As mentioned in the history section about the community, the decree of erection as a ‘public association of the faithful destined to become a religious institute’ was received from Cardinal Cormac Murphy O’Connor in December 2003 (a copy can be seen below). This followed two years living together as a private association of the faithful discerning what the Lord was asking of us.
The action of the Cardinal established COLW as a public juridic person in the Church (this is defined in canon 313 of the 1983 Code of Canon Law, which is the principle legal text of the Roman Catholic Church. Sr Sharon Holland, IHM, who has advised us on matters of Church law throughout COLW’s existence, kindly sent us some notes in March 2013 (extracts of which follow) to help us, and all those interested, to understand the common practice when new religious communities are started.
‘Although it is not evident in the Code (of Canon Law), it is the long practice of the Holy See, that before becoming a religious institute, a community must first be established as an association of the faithful in the Church. In the past, and under the 1917 Code, these were referred to as pious unions, but the principle is the same.

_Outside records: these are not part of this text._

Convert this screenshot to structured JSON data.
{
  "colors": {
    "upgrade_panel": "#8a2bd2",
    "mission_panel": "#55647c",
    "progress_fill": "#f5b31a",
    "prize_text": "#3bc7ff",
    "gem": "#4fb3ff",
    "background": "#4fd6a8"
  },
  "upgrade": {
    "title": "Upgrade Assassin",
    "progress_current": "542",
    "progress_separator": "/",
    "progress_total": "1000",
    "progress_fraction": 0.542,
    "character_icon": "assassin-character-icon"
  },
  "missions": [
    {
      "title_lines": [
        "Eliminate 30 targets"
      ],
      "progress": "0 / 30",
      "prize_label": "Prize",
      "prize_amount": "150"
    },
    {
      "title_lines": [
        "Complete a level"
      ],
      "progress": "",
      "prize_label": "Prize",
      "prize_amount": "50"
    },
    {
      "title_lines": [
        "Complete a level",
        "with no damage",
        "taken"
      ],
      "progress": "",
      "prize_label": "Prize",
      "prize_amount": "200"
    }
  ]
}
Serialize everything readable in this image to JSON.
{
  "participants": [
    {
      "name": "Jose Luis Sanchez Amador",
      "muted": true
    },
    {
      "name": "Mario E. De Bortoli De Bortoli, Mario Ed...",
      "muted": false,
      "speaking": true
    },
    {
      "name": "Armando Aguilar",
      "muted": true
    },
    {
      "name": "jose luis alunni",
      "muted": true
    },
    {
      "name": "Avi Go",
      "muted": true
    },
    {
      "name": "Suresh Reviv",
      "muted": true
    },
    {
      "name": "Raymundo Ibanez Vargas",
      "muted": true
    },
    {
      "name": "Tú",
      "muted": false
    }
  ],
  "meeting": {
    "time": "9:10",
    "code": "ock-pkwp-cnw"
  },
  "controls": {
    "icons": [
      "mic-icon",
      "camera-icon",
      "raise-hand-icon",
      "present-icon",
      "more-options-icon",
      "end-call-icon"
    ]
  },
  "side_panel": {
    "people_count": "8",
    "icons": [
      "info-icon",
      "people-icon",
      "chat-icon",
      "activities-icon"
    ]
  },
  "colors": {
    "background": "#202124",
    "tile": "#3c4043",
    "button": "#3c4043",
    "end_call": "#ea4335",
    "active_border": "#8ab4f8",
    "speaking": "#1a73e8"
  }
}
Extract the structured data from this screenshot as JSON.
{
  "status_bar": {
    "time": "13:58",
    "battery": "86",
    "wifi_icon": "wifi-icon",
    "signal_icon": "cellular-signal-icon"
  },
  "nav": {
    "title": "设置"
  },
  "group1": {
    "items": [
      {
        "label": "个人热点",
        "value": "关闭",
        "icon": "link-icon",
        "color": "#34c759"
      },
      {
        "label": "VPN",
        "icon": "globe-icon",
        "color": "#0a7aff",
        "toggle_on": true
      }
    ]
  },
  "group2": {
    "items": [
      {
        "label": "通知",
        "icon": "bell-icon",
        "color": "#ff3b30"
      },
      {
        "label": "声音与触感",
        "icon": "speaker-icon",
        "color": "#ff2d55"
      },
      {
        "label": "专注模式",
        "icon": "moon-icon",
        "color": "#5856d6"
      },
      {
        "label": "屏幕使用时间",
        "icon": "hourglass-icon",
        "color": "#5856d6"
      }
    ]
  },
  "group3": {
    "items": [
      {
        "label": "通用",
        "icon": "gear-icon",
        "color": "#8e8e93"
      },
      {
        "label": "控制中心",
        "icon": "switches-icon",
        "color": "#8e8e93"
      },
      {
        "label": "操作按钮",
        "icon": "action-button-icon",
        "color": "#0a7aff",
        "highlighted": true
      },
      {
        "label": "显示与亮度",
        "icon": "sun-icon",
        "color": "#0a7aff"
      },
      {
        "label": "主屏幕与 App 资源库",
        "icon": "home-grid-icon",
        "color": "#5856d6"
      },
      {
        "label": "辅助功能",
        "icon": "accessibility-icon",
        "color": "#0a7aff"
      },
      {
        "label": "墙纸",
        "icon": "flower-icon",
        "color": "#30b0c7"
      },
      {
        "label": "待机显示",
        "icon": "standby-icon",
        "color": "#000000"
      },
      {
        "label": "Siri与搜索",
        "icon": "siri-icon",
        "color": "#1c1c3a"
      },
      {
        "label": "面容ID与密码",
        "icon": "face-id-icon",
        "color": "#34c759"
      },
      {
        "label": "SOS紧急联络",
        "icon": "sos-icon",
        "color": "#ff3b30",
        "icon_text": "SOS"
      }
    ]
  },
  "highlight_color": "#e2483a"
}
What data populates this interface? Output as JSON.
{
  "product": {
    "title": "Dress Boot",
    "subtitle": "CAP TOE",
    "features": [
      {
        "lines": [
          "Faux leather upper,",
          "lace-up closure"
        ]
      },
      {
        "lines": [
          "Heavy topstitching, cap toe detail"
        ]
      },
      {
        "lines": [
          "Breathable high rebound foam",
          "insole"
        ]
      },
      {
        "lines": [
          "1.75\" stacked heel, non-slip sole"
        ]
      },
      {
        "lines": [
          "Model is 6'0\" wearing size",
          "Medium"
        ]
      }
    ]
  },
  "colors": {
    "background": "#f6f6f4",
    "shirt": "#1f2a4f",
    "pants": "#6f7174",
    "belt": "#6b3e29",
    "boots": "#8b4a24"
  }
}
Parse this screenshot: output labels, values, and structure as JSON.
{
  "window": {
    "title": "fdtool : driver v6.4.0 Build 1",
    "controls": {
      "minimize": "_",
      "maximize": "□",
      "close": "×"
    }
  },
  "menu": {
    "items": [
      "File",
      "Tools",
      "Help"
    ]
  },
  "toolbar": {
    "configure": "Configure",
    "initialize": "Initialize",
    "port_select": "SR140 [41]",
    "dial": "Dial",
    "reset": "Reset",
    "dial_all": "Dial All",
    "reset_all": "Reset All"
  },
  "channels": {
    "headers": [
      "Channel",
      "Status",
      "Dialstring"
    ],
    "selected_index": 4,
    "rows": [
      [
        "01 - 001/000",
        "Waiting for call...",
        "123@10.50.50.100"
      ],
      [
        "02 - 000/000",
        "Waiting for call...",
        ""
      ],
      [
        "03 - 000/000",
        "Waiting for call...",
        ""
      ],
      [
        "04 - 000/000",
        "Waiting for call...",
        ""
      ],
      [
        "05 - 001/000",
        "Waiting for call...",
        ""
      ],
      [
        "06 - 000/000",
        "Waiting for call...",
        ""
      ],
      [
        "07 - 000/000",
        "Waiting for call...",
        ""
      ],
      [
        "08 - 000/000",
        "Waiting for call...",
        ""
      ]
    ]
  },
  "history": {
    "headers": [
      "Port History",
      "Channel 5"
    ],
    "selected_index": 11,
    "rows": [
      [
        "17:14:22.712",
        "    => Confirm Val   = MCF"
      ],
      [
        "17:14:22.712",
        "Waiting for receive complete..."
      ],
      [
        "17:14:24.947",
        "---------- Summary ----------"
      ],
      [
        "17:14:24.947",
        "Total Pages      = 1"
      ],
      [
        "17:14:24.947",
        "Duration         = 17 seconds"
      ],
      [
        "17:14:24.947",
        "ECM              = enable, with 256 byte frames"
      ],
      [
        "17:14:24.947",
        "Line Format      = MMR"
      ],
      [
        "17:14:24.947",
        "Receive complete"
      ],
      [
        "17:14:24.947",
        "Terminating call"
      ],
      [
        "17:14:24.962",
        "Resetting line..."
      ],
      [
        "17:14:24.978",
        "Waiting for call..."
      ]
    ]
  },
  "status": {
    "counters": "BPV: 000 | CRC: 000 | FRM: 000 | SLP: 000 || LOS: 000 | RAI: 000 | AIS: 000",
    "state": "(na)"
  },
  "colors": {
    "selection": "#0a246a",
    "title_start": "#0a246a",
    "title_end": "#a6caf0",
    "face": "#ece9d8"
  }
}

Members lived as religious, wore habits etc., back in the 19th century, while growing, gaining experience and preparing for formal approval as religious. All institutes begin this way.
Because of this, when a bishop is establishing such an association, he is advised to write the Decree saying that it is a “public association of the faithful, destined to become a religious institute.” There is similar language in Pope John Paul II’s apostolic constitution Pastor Bonus, n. 111, placing such associations in relationship with CICLSAL (the Vatican’s Congregation for Institutes of Consecrated Life and Societies of Apostolic Life).
Cardinal Murphy O’Connor’s Decree of Erection of the Community of Our Lady of Walsingham contains a number of points which reflect the intention of the Church in requiring this first canonical step for a new foundation.
- It is defined as a public association of the faithful “destined to become a religious institute”
- In addition to the canons on associations, the community is governed by “its own Statutes”. It is according to these approved Statutes that it is possible for such a community to begin to live a life, as similar as possible, to the religious state to which it aspires.
- The Cardinal included essential points in the Decree which would clarify the intent of the community and it’s right to live accordingly: to receive members, establish a novitiate, make private vows, wear distinctive garb “and to live and govern themselves in a manner as close to the religious life they aspire to as is possible in this formative stage.” Further he notes that the community relates to the vicar for religious, rather than laity and, if needed, to CICLSAL, not the Council for the Laity.
- The latter points are fully in accord with what CICLSAL recommends to Bishops or founding persons who ask, and follows the logic expressed in the above reference to Pastor Bonus.
Sr Sharon has also noted several other key points in relation to COLW’s current status, and for the benefit of those people who may be interested in the canonical status of COLW we include these comments for reference:
- Type of Association: The canons cited in the Decree are those introductory for all associations and those for public associations. They do not refer to private associations or to the few canons particular to lay associations. It is better to avoid the confusion of “lay”. Many of us technically are “lay religious” (canon 588.3 of the 1983 Code) as distinct from clerical religious, but it is not a particularly helpful distinction.
- Experience of Others: Throughout the world, there are many associations of the faithful aspiring to become religious institutes. Some are simply viewed and received gratefully as if they were already religious, and in some cultural contexts, they are the object of curiosity or criticism . When petitions came to CICLSAL for approval before diocesan erection, some had been in existence for decades and others had grown much more quickly to the required number and, hopefully, maturity. Often they had spread to other dioceses, and all of the Bishops are consulted. In the case of new foundations which foresee having both women and men as members, there are some particular guidelines at CICLSAL. Several of this type, besides the Franciscan fraternity of Bethany, are listed in the Annuario Pontificio under the rubric of “New Communities of Consecrated Life”. There is on-going study of how these are structured. Some are two united religious institutes sharing charisms and mission.
- COLW is authorized by the decree to have a novitiate and to profess private vows. There is not really a problem in speaking of “formation”; it is not exclusively reserved to religious. The distinction between private and public vows is difficult to have understood by participants in a celebration. A vow is public if a “legitimate superior accepts it in the name of the Church” (canon 1192.1 of the 1983 Code). It technically has nothing to do with the number of people looking on, but of course, this defies common perception.
Any reader who wishes to make further enquiries about the canonical status of COLW is encouraged to contact us directly with any questions that they may have.